• What to do: Check each line of the listing below for the string "this", and copy the ones that have it.
Start of Information supplied
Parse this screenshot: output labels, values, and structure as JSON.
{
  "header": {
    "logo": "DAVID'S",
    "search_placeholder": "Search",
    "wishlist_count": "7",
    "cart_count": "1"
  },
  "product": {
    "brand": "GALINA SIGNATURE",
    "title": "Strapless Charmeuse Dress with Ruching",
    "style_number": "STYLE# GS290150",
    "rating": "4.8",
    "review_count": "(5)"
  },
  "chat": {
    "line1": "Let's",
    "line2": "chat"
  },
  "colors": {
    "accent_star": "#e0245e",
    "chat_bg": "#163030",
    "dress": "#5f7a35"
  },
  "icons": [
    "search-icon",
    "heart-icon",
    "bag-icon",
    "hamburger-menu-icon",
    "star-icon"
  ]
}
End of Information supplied
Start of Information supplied
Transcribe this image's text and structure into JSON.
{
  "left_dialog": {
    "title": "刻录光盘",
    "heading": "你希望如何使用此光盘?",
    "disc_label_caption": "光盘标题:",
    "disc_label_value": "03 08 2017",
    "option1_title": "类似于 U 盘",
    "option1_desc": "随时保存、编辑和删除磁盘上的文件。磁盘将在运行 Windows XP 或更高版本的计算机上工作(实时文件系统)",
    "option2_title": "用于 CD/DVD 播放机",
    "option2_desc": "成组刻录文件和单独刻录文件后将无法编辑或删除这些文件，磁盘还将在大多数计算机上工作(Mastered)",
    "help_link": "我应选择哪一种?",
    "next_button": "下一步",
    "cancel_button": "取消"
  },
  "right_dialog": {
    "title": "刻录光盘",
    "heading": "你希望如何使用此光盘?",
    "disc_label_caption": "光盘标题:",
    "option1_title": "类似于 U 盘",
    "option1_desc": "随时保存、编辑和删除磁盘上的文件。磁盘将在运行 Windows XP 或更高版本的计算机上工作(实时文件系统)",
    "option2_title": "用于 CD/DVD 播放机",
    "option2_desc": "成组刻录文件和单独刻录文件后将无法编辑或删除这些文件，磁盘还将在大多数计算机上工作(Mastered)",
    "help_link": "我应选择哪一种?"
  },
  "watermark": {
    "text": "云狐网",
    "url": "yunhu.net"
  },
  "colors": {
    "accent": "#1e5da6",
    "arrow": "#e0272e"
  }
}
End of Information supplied
• Response:
Parse this screenshot: output labels, values, and structure as JSON.
Transcribe this image's text and structure into JSON.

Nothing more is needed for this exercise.